The prep race season for the Kentucky Derby is most certainly a special time of year. Dreams of immortality will dance through the heads of many as they navigate that twisting path that leads to the first Saturday in May. In the end it is about proving your good enough to run beneath the twin spires in the world’s most famous race. That validation is exactly what one speedy colt is looking for in the Rebel Stakes at Oaklawn Park on March 14.

No Parole is an unbeaten son of Violence that has turned in some jaw-dropping performances in his brief three race career. The first start back on December 15, 2019 saw him roll to a 14 ¼ length win in a six furlong race at the Fairgrounds. About a month later (January 11, 2020) in another six furlong event at Fairgrounds, he scampered home 13 ¼ lengths in front of everyone else. The third outing was another romp as he stretched out in distance to a mile. No Parole escaped with a 6 ½ length win in the Premier Night Prince Stakes at Delta Downs on February 8, 2020.

Considering this Tom Amoss trained colt is unbeaten by a combined 34 lengths, is it a crime we have not heard more about this grandson of Bluegrass Cat? No Parole is a Louisiana-bred and that has sentenced him in the minds of some. With all of his wins coming against those born in Cajun country and considering a Louisiana-bred has never won the Kentucky Derby, some will convict without a good look at the evidence. But if you ask his attorney, it is not a closed case when it comes to this runner.

“No Parole is a very talented horse,” says Amoss. “And I don’t mean he is talented for a Louisiana-bred, I mean he is a talented race horse period. Early on I called (owner) Maggi (Moss) and told her we’ve got a really good one here.”

Following the flashy, front-running wins in the Bayou, Amoss is prepared to put his talent on trial. The Rebel Stakes has long been considered a key stepping stone to Churchill Downs and annually draws top three-year olds from all across the country. Three horses have used this historic dash over Arkansas dirt in their journey to the Kentucky Derby winner’s circle (American Pharoah 2015, Smarty Jones 2004, Sunny’s Halo 1984). Right now, the veteran conditioner is not thinking too far down the road. This is simply an opportunity to see how his horse measures up.

“The timing and distance (mile and a sixteenth)of the race is what we are looking for in his development,” says Amoss. “We would have preferred to run at Fairgrounds but the Louisiana Derby is a mile and three sixteenths this year and that is not within our scope just yet. I understand the competition is going to be a lot tougher, but that will tell us where he is at.”

The measuring stick race is a necessity for every runner as they climb the ladder. No Parole has certainly displayed he speed to go up a few more rungs.

“This guy just seems to get over the ground,” says Amoss. “He has a very efficient stride and really makes it look easy. That is one of the things that tells you he is special.”

Amoss is no stranger to the big stage. Having won over 3200 races in a career that has spanned 32 years, the New Orleans native got perhaps his biggest win last year.
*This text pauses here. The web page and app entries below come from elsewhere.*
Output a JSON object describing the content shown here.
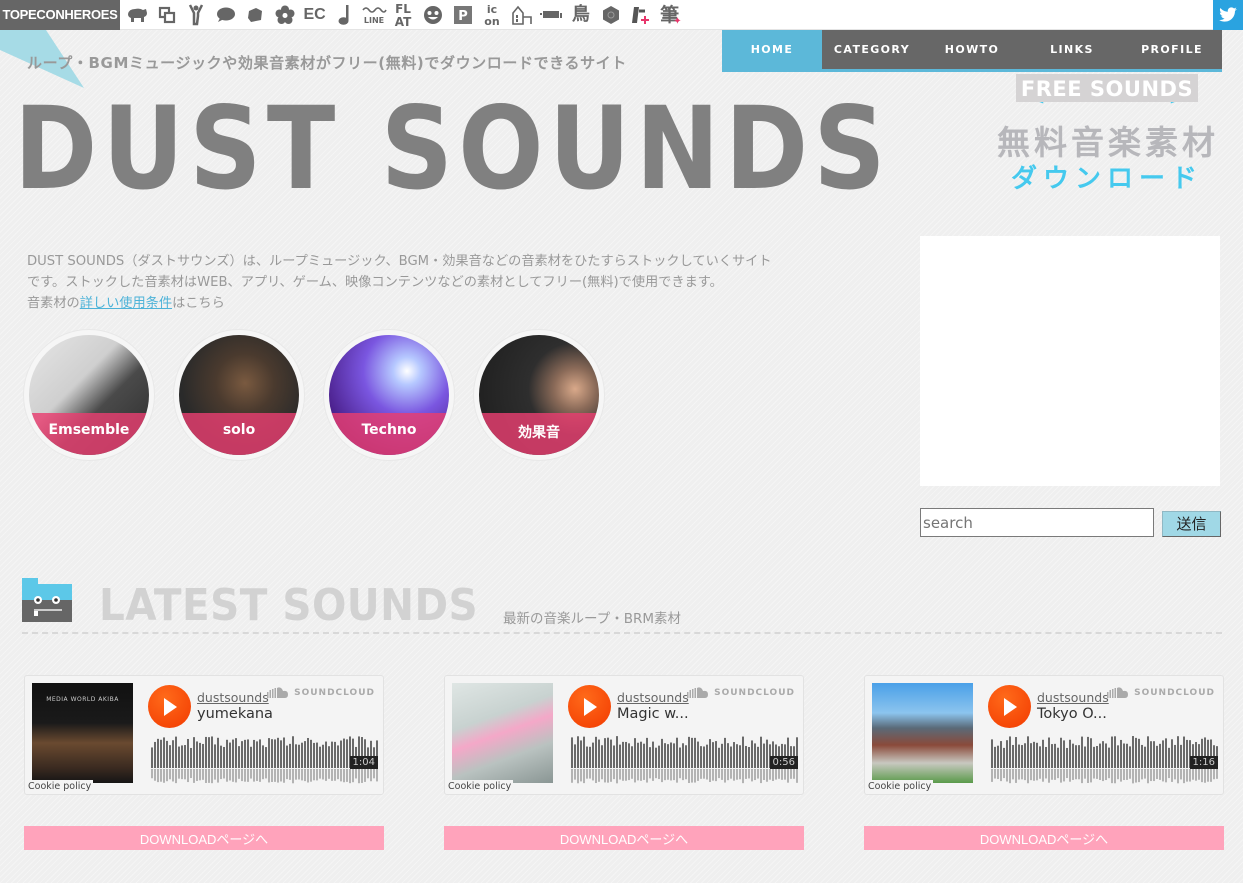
{
  "topbar": {
    "brand": "TOPECONHEROES",
    "site_icons": [
      {
        "name": "hippo-icon",
        "glyph": "🦛"
      },
      {
        "name": "windows-icon",
        "glyph": "⧉"
      },
      {
        "name": "dancer-icon",
        "glyph": "Y"
      },
      {
        "name": "speech-bubble-icon",
        "glyph": "●"
      },
      {
        "name": "tag-icon",
        "glyph": "◆"
      },
      {
        "name": "flower-icon",
        "glyph": "✿"
      },
      {
        "name": "ec-icon",
        "glyph": "EC"
      },
      {
        "name": "music-note-icon",
        "glyph": "♩"
      },
      {
        "name": "line-icon",
        "glyph": "〰 LINE"
      },
      {
        "name": "flat-icon",
        "glyph": "FL AT"
      },
      {
        "name": "smiley-icon",
        "glyph": "☻"
      },
      {
        "name": "parking-icon",
        "glyph": "P"
      },
      {
        "name": "icon-icon",
        "glyph": "ic on"
      },
      {
        "name": "building-icon",
        "glyph": "⌂"
      },
      {
        "name": "bench-icon",
        "glyph": "▬"
      },
      {
        "name": "bird-kanji-icon",
        "glyph": "鳥"
      },
      {
        "name": "hexagon-icon",
        "glyph": "⬢"
      },
      {
        "name": "do-icon",
        "glyph": "ド"
      },
      {
        "name": "brush-kanji-icon",
        "glyph": "筆"
      }
    ],
    "twitter_icon": "twitter-icon"
  },
  "header": {
    "tagline": "ループ・BGMミュージックや効果音素材がフリー(無料)でダウンロードできるサイト",
    "logo": "DUST SOUNDS",
    "badge": {
      "ribbon": "FREE SOUNDS",
      "title": "無料音楽素材",
      "subtitle": "ダウンロード"
    }
  },
  "nav": {
    "items": [
      {
        "label": "HOME",
        "active": true
      },
      {
        "label": "CATEGORY",
        "active": false
      },
      {
        "label": "HOWTO",
        "active": false
      },
      {
        "label": "LINKS",
        "active": false
      },
      {
        "label": "PROFILE",
        "active": false
      }
    ]
  },
  "intro": {
    "line1": "DUST SOUNDS（ダストサウンズ）は、ループミュージック、BGM・効果音などの音素材をひたすらストックしていくサイト",
    "line2": "です。ストックした音素材はWEB、アプリ、ゲーム、映像コンテンツなどの素材としてフリー(無料)で使用できます。",
    "line3_prefix": "音素材の",
    "line3_link": "詳しい使用条件",
    "line3_suffix": "はこちら"
  },
  "categories": [
    {
      "label": "Emsemble"
    },
    {
      "label": "solo"
    },
    {
      "label": "Techno"
    },
    {
      "label": "効果音"
    }
  ],
  "sidebar": {
    "search_placeholder": "search",
    "search_value": "",
    "submit_label": "送信"
  },
  "latest": {
    "title": "LATEST SOUNDS",
    "subtitle": "最新の音楽ループ・BRM素材",
    "tracks": [
      {
        "user": "dustsounds",
        "title": "yumekana",
        "duration": "1:04",
        "artwork_caption": "MEDIA WORLD AKIBA",
        "cookie": "Cookie policy",
        "provider": "SOUNDCLOUD",
        "download_label": "DOWNLOADページへ"
      },
      {
        "user": "dustsounds",
        "title": "Magic w...",
        "duration": "0:56",
        "artwork_caption": "",
        "cookie": "Cookie policy",
        "provider": "SOUNDCLOUD",
        "download_label": "DOWNLOADページへ"
      },
      {
        "user": "dustsounds",
        "title": "Tokyo O...",
        "duration": "1:16",
        "artwork_caption": "",
        "cookie": "Cookie policy",
        "provider": "SOUNDCLOUD",
        "download_label": "DOWNLOADページへ"
      }
    ]
  },
  "colors": {
    "accent_blue": "#5cb8d9",
    "nav_gray": "#676767",
    "category_pink": "#e83e70",
    "download_pink": "#ffa3bb",
    "soundcloud_orange": "#f23a00",
    "badge_cyan": "#45c9ee"
  }
}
Another brilliant speedster in Serengeti Empress took the field gate to wire in the 2019 Kentucky Oaks. Calling upon his vast experience, he was brilliant in taking the Empress from the injured reserve to Oaks circle.

Winning perhaps the most prestigious race for three-year old females was no doubt a special day for Amoss. However, it has not changed the way he approaches the handling of his prized three-year old colt.

“The most significant thing about winning the Oaks was it provided validation for our barn,” says Amoss. “We didn’t do anything different than we had been doing, things just fell into place for us. But the funny thing is people took more notice of us because we won that one special race. The perception of us changed and as we know perception is reality.”

The chance to run in the Rebel will be another one of those real opportunities for Amoss and No Parole. If his horse runs to expected form he could join three others as bayou-born horses ( Vicar’s in Trouble 2014, Zarb’s Magic 1996, Real Dare 1982) that competed in the Kentucky Derby. But regardless of the outcome, this highly successful trainer will keep calm about this colt.

“We realize this is a big jump for him but I think we would be foolish to not try,” says Amoss. “Having been in this business for so long I have learned to temper my enthusiasm. Things can change so quickly in this game. If things work out like we hope we move closer to Kentucky. If they don’t maybe we shorten him up distance wise and take advantage of his running style. We know he is a Louisiana-bred but that doesn’t matter. We will let the race speak for itself.”

Joe Talamo has been named to ride No Parole in this grade 2 race that is worth $1 million. Other expected entrants include heavy hitters like the Bob Baffert trained Nadal and Southwest Stakes winner Silver Pospector.